WICHITA, Kansas – With election day quickly approaching, rather than seeing a decrease in the number of undecided voters across Kansas, in the race for U.S. Senate, the number of undecided voters has actually increased.
According to the final KSN News Poll, conducted by SurveyUSA exclusively for KSN-TV, 10 percent of voters surveyed (including 21 percent of young voters) remain undecided. That number is up from 7 percent in the KSN News Poll conducted just three weeks ago.
The latest poll data, released Tuesday, shows that Independent challenger Greg Orman and incumbent Republican Senator Pat Roberts are nearly tied. Orman has a slight lead at 44 percent to Roberts’ 42 percent.
The margin of error is +/- 4.0 percent.
In July, the KSN News Poll revealed Orman had only 7 percent of the vote. To date, in the latest KSN News Poll released Tuesday, he’s taken the lead with 44 percent.
However, for the first time in any KSN News Poll this election season, Orman’s numbers have actually dropped slightly, down three points from poll numbers three weeks ago.

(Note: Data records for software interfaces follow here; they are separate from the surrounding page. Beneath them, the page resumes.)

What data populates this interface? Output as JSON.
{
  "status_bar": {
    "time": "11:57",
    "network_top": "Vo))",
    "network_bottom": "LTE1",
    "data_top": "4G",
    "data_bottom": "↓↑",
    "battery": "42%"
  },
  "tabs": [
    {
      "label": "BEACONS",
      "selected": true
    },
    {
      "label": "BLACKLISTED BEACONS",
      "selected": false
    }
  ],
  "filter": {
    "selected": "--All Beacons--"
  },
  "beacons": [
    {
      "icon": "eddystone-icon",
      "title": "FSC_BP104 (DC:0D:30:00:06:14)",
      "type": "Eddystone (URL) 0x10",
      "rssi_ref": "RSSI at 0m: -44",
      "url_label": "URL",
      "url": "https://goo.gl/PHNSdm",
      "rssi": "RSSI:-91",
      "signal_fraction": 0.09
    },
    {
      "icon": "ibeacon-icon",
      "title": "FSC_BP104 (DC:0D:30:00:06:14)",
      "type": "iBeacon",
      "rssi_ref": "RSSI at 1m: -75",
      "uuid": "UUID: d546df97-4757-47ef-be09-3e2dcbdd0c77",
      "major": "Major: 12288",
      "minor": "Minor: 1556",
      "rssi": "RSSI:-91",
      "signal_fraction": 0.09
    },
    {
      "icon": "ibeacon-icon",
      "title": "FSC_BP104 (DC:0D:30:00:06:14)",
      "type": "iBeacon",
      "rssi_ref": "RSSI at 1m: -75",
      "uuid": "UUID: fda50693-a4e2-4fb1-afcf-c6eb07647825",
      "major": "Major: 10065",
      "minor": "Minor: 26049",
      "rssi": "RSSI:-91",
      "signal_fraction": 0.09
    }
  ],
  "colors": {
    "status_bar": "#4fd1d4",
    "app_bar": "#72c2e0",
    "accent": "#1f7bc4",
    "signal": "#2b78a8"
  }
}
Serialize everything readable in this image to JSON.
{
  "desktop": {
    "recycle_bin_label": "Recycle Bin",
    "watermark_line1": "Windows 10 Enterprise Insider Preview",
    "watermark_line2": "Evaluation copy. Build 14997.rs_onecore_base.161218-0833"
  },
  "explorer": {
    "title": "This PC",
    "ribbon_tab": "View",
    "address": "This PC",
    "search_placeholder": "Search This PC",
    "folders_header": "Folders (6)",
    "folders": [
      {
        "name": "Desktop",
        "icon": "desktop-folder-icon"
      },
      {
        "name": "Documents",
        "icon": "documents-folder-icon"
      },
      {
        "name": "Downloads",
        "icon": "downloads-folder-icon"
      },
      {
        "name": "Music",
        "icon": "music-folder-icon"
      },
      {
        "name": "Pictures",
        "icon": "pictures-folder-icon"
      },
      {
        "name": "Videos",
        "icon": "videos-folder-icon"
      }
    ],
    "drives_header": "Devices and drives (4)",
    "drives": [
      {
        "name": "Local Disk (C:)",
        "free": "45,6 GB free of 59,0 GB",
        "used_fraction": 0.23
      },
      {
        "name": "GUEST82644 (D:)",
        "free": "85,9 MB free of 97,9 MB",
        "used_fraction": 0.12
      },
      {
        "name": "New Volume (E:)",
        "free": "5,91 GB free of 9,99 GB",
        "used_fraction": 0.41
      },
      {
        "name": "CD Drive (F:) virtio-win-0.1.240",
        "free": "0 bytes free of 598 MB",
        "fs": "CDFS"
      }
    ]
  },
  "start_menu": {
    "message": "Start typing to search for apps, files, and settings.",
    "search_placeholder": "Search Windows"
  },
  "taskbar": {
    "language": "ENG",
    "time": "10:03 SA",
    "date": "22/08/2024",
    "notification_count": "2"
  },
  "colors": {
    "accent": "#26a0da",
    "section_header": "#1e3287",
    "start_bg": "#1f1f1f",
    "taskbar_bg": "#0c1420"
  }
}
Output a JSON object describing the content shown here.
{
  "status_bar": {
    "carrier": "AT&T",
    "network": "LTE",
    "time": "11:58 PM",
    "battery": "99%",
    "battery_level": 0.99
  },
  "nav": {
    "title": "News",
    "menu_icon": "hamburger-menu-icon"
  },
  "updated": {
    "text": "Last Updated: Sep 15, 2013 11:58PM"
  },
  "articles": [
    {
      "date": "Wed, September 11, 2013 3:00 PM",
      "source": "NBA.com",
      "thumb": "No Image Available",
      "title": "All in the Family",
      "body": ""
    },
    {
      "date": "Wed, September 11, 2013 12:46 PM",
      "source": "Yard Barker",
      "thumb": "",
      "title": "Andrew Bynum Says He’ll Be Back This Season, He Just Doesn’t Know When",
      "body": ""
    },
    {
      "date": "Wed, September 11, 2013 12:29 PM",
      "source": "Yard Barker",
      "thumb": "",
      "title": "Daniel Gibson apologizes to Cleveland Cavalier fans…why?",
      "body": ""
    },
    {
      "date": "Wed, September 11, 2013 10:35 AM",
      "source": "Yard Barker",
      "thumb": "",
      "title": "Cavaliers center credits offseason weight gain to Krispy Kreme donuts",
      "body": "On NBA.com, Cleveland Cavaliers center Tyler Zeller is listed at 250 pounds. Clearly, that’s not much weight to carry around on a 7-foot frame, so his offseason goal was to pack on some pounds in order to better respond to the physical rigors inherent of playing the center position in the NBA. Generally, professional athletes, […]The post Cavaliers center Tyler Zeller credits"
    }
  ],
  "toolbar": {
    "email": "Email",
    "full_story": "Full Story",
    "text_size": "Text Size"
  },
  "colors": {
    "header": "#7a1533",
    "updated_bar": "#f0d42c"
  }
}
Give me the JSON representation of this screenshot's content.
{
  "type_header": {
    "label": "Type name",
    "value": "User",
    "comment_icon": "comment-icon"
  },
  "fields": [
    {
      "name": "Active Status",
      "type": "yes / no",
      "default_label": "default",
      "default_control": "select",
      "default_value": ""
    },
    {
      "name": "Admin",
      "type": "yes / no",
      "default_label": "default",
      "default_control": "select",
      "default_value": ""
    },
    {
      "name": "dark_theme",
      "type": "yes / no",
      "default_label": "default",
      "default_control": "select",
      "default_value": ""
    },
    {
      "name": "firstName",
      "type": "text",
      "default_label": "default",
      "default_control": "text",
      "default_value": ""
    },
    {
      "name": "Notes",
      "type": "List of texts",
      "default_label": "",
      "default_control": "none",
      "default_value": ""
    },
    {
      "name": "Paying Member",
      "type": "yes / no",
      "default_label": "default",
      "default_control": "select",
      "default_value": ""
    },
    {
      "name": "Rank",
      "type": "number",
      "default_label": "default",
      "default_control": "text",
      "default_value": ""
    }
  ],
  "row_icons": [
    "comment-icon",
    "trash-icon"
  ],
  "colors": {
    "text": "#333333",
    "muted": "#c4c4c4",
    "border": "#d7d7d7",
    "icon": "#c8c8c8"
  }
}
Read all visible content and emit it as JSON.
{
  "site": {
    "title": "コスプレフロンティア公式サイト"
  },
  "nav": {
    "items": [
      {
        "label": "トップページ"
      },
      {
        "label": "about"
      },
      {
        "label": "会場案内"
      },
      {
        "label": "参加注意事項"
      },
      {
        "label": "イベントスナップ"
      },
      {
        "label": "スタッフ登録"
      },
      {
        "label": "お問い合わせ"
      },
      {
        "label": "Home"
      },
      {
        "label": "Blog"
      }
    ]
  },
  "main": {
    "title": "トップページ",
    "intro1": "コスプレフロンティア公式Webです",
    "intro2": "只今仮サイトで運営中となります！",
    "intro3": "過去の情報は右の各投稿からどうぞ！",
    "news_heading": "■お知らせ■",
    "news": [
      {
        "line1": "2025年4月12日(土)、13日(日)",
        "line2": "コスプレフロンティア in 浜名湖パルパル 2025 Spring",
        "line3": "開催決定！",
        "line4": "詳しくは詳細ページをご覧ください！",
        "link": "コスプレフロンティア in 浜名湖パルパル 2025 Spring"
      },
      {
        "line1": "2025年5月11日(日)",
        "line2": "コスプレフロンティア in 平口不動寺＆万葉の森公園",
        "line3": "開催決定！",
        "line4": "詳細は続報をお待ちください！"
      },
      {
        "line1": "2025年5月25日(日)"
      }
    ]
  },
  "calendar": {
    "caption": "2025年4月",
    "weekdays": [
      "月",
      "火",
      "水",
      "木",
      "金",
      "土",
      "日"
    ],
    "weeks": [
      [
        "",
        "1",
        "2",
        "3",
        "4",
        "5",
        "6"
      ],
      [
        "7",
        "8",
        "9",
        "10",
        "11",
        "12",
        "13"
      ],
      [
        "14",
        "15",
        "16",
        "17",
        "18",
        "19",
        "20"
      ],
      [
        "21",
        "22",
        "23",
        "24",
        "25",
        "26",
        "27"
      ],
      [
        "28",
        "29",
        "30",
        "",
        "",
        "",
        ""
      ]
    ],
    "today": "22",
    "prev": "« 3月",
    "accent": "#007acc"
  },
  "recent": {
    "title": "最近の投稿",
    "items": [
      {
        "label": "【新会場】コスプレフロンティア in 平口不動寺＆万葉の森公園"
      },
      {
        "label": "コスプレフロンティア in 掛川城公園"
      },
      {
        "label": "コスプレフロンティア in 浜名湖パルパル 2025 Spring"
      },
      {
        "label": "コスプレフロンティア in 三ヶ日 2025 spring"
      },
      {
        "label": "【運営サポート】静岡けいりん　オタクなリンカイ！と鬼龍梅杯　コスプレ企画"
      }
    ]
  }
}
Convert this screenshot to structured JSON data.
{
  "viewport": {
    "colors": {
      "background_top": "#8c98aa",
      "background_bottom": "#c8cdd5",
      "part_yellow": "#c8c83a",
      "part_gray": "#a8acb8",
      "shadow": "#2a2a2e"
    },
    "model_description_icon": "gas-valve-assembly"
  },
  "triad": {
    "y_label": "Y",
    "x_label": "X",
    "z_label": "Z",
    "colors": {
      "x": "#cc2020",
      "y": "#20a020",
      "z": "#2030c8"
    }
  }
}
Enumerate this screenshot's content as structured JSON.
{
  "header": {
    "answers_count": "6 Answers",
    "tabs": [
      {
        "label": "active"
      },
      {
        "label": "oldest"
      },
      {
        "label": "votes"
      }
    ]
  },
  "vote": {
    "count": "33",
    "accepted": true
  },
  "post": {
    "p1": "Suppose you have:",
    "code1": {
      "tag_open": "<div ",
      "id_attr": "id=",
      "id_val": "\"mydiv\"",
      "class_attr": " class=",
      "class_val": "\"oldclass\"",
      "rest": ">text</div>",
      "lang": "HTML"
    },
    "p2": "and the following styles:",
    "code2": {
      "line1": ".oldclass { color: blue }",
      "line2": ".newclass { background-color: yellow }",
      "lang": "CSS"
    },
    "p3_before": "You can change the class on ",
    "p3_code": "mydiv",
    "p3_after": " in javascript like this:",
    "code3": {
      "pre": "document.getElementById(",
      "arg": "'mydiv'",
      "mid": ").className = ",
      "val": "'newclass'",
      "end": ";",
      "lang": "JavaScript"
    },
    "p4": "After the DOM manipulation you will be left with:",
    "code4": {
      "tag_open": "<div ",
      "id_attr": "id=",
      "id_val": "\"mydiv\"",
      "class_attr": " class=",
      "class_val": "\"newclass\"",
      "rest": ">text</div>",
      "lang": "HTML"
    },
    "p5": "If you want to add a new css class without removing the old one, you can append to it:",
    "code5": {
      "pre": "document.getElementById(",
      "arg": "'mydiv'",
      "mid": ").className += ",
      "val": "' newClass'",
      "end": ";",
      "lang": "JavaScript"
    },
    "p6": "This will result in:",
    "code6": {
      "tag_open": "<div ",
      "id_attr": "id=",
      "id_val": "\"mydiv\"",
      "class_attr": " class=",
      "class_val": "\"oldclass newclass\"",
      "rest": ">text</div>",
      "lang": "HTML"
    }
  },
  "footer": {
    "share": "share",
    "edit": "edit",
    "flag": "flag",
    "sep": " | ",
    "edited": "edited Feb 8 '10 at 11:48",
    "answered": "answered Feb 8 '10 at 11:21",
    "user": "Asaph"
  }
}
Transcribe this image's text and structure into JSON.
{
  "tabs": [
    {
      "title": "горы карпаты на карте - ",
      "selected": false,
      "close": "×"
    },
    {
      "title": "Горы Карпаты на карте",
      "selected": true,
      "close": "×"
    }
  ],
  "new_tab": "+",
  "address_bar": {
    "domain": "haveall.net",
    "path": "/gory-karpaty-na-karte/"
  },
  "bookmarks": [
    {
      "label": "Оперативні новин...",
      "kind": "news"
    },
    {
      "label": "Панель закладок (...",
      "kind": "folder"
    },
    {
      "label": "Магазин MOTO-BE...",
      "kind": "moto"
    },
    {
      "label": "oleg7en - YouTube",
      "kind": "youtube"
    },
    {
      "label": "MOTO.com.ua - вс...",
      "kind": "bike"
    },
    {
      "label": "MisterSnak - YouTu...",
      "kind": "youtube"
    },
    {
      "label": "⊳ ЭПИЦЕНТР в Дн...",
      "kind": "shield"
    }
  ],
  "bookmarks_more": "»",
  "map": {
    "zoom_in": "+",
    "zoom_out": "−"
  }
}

On October 7, Orman polled 47 percent among likely voters.
KSN’s Craig Andres sat down with legal analyst, Jeff Jarman, to evaluate the shift.
“I don’t know that there’s any one particular thing that has moved the needle, as much as a cumulative effect of so much coverage, so much scrutiny, so much advertising,” said Jarman.
The latest KSN News Poll also reveals that, among those likely voters who say they are liberal, 84 percent are for Orman.
For those likely voters who consider themselves moderate, 60 percent are for Orman, compared to only 25 percent for Roberts.
In the conservative camp, 79 percent support Roberts.
Jarman says the numbers are telling.
“There is no doubt Roberts has been working very hard to undo that effort and to change that frame. He has positioned Orman as a liberal, [an] Obama-supporter from the beginning,” said Jarman.
The race is a statistical dead heat, according to the KSN News Poll, which means control of the U.S. Senate could still hinge on Kansas.
“We don’t know how those other Senate races are going to come out. Those are all tightening as well, so each of these states could be the difference in control of the U.S. Senate,” explained Jarman.